Each line from the one that contains "What data populates" to the last line of the records below must be restated word for word.
((
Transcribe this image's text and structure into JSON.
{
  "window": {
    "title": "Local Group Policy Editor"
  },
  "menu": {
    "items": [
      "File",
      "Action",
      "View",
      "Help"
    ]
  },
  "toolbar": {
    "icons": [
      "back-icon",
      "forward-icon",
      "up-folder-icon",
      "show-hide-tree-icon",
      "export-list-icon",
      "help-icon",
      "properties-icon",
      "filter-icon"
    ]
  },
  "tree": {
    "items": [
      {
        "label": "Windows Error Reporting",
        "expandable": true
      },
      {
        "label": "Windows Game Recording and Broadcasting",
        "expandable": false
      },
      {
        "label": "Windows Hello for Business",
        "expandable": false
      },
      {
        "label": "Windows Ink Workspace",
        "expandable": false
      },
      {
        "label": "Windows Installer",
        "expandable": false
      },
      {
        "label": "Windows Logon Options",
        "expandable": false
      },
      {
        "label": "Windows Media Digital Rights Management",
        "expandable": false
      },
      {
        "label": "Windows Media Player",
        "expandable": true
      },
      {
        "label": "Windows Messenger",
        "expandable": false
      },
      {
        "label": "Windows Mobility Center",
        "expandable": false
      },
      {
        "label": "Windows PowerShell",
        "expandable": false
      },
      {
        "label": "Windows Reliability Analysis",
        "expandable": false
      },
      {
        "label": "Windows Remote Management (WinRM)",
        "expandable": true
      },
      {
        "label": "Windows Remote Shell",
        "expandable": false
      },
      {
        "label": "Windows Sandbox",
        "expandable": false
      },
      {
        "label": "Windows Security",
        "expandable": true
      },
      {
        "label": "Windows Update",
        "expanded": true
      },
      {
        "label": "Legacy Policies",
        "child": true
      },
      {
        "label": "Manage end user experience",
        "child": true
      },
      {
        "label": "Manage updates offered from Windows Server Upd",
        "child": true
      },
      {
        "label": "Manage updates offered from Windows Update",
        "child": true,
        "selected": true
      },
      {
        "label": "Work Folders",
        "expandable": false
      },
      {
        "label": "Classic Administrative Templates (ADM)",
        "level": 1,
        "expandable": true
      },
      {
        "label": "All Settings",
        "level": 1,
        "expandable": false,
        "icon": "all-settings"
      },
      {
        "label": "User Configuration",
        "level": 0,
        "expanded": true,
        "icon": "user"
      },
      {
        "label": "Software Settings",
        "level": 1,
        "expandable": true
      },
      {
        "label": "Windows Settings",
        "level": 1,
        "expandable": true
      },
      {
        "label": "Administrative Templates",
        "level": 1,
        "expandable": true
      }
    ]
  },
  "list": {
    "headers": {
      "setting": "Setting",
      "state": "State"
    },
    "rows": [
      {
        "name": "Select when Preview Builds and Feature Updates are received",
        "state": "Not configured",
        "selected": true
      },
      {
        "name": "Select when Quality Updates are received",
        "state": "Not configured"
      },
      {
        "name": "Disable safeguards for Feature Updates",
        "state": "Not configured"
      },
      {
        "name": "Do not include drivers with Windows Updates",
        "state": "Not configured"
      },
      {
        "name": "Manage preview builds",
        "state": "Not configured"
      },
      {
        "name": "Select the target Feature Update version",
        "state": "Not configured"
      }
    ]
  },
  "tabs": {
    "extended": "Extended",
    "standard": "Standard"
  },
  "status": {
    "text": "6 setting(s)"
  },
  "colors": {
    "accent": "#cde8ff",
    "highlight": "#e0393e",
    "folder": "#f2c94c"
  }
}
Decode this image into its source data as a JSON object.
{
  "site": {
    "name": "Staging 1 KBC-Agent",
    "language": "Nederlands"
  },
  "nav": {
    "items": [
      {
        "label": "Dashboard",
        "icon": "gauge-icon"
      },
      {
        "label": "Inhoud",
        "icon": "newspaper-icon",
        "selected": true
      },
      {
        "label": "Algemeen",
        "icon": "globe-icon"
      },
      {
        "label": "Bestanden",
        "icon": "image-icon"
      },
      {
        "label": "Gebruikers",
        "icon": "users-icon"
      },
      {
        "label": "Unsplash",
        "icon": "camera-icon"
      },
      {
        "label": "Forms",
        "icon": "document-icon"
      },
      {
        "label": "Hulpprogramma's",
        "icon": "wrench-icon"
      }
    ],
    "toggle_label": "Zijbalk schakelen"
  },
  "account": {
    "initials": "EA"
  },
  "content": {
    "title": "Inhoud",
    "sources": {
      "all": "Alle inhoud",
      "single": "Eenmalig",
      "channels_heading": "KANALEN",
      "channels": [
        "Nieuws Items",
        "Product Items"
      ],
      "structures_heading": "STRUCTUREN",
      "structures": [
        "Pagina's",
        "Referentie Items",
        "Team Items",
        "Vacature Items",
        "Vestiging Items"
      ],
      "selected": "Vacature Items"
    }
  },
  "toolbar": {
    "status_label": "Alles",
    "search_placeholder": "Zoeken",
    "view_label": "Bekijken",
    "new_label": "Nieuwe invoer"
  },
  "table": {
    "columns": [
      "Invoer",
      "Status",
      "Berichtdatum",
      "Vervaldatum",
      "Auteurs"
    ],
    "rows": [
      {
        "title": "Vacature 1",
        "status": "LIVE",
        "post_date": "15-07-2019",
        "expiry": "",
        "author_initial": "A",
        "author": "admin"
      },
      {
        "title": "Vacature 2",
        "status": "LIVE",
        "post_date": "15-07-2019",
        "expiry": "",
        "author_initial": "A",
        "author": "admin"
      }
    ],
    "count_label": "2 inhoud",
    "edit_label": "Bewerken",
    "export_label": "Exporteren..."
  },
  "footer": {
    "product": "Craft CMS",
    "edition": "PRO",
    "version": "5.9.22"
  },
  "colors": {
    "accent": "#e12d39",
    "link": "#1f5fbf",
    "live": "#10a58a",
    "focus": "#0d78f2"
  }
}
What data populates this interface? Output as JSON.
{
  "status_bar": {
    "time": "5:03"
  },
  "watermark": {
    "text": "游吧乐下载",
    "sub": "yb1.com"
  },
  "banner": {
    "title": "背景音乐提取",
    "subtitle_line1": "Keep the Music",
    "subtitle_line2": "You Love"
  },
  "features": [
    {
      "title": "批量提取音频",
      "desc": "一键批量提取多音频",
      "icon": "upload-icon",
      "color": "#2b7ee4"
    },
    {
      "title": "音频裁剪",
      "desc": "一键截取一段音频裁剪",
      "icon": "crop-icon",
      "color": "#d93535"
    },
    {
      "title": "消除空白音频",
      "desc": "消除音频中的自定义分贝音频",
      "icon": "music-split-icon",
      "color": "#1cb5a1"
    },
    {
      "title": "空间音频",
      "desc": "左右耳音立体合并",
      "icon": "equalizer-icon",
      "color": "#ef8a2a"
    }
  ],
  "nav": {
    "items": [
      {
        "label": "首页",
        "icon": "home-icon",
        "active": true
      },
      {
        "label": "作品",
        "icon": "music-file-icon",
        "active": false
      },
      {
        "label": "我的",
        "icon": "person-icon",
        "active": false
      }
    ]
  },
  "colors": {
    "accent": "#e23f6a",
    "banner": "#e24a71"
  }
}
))
**RESULT OF THIS EXERCISE**
What data populates this interface? Output as JSON.
{
  "status_bar": {
    "time": "5:03"
  },
  "watermark": {
    "text": "游吧乐下载",
    "sub": "yb1.com"
  },
  "banner": {
    "title": "背景音乐提取",
    "subtitle_line1": "Keep the Music",
    "subtitle_line2": "You Love"
  },
  "features": [
    {
      "title": "批量提取音频",
      "desc": "一键批量提取多音频",
      "icon": "upload-icon",
      "color": "#2b7ee4"
    },
    {
      "title": "音频裁剪",
      "desc": "一键截取一段音频裁剪",
      "icon": "crop-icon",
      "color": "#d93535"
    },
    {
      "title": "消除空白音频",
      "desc": "消除音频中的自定义分贝音频",
      "icon": "music-split-icon",
      "color": "#1cb5a1"
    },
    {
      "title": "空间音频",
      "desc": "左右耳音立体合并",
      "icon": "equalizer-icon",
      "color": "#ef8a2a"
    }
  ],
  "nav": {
    "items": [
      {
        "label": "首页",
        "icon": "home-icon",
        "active": true
      },
      {
        "label": "作品",
        "icon": "music-file-icon",
        "active": false
      },
      {
        "label": "我的",
        "icon": "person-icon",
        "active": false
      }
    ]
  },
  "colors": {
    "accent": "#e23f6a",
    "banner": "#e24a71"
  }
}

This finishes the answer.